=== Record excerpts ===

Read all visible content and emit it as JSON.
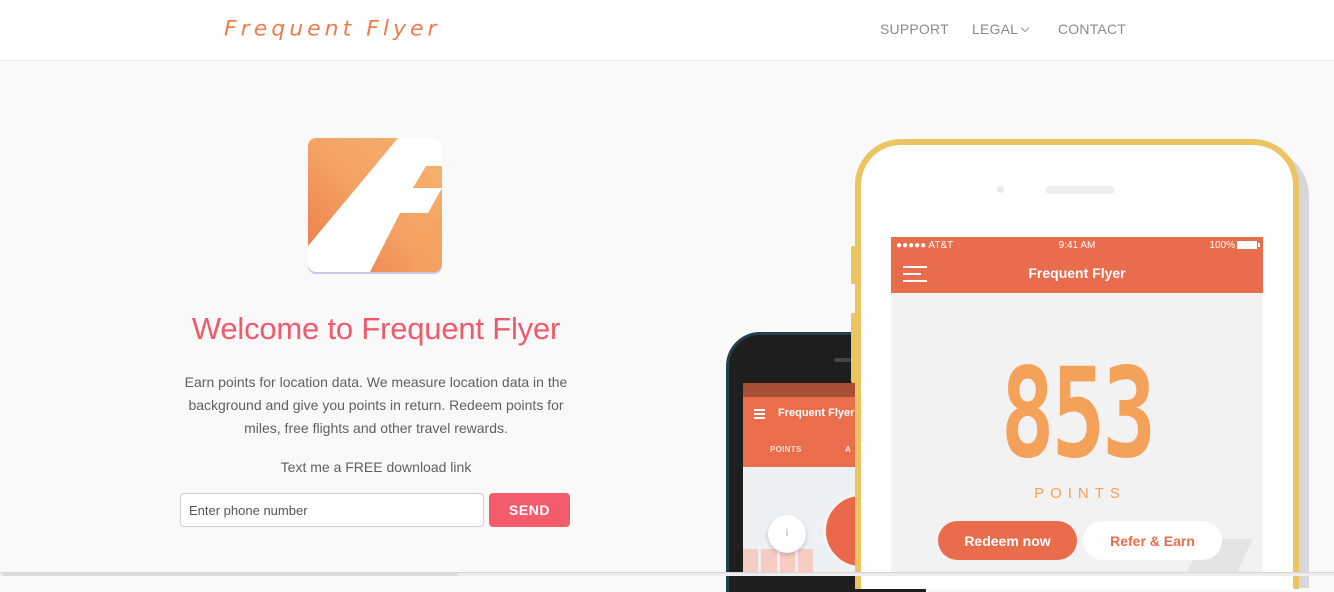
{
  "navbar": {
    "brand": "Frequent Flyer",
    "links": [
      {
        "label": "SUPPORT"
      },
      {
        "label": "LEGAL",
        "has_dropdown": true
      },
      {
        "label": "CONTACT"
      }
    ]
  },
  "hero": {
    "app_icon": "frequent-flyer-app-icon",
    "title": "Welcome to Frequent Flyer",
    "description": "Earn points for location data. We measure location data in the background and give you points in return. Redeem points for miles, free flights and other travel rewards.",
    "cta_text": "Text me a FREE download link",
    "phone_input": {
      "value": "",
      "placeholder": "Enter phone number"
    },
    "send_label": "SEND"
  },
  "phone_back": {
    "app_title": "Frequent Flyer",
    "tabs": [
      "POINTS",
      "A"
    ],
    "info_icon": "i"
  },
  "phone_front": {
    "status": {
      "carrier": "●●●●● AT&T",
      "time": "9:41 AM",
      "battery": "100%"
    },
    "app_title": "Frequent Flyer",
    "points_value": "853",
    "points_label": "POINTS",
    "redeem_label": "Redeem now",
    "refer_label": "Refer & Earn"
  },
  "colors": {
    "brand_orange": "#ee7d4e",
    "title_pink": "#f05a6a",
    "send_button": "#f45c6b",
    "app_bar": "#e96c4c",
    "points": "#f4a15a",
    "phone_frame": "#ecc462"
  }
}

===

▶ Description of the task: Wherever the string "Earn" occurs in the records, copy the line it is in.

▶ The completed task:
    "description": "Earn points for location data. We measure location data in the background and give you points in return. Redeem points for miles, free flights and other travel rewards.",
    "refer_label": "Refer & Earn"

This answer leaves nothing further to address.